PublisherSociety for Range Management
JournalJournal of Range Management

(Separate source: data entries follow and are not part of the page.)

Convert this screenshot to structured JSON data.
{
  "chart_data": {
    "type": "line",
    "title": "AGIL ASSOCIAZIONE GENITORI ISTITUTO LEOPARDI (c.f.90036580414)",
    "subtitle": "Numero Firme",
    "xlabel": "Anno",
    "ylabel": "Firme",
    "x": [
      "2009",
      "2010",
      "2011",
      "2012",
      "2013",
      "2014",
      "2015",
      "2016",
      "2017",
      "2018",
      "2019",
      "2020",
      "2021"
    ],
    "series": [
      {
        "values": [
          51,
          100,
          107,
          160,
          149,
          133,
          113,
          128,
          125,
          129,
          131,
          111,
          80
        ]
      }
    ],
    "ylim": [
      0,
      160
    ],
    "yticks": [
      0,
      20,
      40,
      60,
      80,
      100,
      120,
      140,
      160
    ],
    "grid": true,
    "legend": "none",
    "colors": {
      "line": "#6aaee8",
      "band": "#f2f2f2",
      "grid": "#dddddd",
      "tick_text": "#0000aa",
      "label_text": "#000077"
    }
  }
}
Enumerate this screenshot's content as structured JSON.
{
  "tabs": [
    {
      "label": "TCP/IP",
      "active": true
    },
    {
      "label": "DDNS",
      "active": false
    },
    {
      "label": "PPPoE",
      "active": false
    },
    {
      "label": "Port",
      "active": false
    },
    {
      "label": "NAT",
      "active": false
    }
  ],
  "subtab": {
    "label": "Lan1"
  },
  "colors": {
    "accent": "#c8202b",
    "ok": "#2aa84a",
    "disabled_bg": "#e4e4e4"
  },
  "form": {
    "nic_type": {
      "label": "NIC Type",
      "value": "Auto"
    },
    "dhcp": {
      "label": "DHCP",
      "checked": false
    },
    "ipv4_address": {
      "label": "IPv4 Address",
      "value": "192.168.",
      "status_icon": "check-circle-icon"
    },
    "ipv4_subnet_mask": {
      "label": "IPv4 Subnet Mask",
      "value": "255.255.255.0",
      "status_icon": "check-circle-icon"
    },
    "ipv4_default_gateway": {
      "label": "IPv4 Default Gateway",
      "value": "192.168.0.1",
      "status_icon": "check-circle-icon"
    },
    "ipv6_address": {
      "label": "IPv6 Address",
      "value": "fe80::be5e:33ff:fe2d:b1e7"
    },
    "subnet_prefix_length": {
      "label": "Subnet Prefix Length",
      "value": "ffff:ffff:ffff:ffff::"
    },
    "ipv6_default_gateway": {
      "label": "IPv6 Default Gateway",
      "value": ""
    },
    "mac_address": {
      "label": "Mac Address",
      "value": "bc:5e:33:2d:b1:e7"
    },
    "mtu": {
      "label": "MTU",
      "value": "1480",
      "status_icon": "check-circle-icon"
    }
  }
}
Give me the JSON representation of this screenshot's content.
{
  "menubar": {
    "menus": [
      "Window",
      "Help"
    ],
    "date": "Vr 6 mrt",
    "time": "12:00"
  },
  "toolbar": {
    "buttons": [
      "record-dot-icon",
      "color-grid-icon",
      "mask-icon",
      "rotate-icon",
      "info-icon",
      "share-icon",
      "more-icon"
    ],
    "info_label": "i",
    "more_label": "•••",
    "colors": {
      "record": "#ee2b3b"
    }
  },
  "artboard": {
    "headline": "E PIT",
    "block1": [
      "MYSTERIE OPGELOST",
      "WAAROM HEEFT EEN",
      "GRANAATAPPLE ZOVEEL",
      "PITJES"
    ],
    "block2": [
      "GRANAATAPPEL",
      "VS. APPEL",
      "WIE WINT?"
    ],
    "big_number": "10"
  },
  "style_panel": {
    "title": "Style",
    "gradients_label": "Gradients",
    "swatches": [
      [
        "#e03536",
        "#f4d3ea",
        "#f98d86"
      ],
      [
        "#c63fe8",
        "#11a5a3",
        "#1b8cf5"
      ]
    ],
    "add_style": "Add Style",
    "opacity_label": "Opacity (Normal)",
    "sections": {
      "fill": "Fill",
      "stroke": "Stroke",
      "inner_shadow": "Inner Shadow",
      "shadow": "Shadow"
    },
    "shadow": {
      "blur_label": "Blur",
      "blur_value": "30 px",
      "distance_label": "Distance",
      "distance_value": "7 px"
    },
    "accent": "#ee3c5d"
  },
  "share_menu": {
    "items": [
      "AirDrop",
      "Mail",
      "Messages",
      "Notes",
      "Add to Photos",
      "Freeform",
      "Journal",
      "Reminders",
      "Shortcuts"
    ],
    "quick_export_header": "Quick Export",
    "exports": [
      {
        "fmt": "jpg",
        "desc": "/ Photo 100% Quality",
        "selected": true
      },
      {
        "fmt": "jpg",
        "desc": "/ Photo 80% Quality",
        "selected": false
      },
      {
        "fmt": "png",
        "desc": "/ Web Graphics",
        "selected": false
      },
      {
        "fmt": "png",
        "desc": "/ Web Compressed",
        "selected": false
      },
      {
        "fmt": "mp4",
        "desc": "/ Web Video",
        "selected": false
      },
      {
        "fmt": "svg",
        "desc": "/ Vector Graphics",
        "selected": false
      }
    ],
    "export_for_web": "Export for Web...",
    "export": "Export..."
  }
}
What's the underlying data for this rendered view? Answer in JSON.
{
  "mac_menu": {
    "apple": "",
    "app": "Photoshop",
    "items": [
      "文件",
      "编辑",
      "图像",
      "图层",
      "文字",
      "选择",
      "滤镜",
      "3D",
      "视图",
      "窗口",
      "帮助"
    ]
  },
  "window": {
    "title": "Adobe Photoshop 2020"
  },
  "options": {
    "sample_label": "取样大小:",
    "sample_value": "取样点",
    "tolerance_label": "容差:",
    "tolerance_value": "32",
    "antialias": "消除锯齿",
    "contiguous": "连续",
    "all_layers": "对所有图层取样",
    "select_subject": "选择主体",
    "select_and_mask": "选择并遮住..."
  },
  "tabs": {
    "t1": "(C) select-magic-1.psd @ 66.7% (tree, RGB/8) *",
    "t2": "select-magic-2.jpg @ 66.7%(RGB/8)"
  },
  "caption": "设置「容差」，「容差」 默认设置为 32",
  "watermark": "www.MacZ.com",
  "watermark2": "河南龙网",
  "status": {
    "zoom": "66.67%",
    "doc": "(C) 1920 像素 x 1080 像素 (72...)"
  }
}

AbstractAtrazine [6-chloro-N-ethyl-N′-(1-methylethyl)-1,3,5-triazine-2,4-diamine] blocks photosynthetic electron transport in susceptible plants. The energy from the interrupted electron transport is fluoresced from the leaves of atrazine-treated plants. The purpose of this study was to evaluate leaf fluorescence as a nondestructive bioassay of the relative atrazine tolerance of 3 perennial, warm-season grasses. Leaf section of switchgrass [Panicum virgatum L.] (high tolerance), indiangrass [Sorghastrum nutans (L.) Nash] (intermediate tolerance), and sideoats grama [Bouteloua curtipendula (Michx.) Torr.] (lower tolerance) were placed in distilled water for 20 min and then in atrazine solutions. Fluorescence readings were taken prior to and after the atrazine treatment with a portable fluorometer. The difference between the 2 readings provided a reliable measure with low variability of the relative atrazine tolerance of the grasses studied and was effective on greenhouse-and field-grown plants. Optimum atrazine concentrations and incubation periods were 10^-3 M (atrazine in distilled H2O and 30 min, respectively.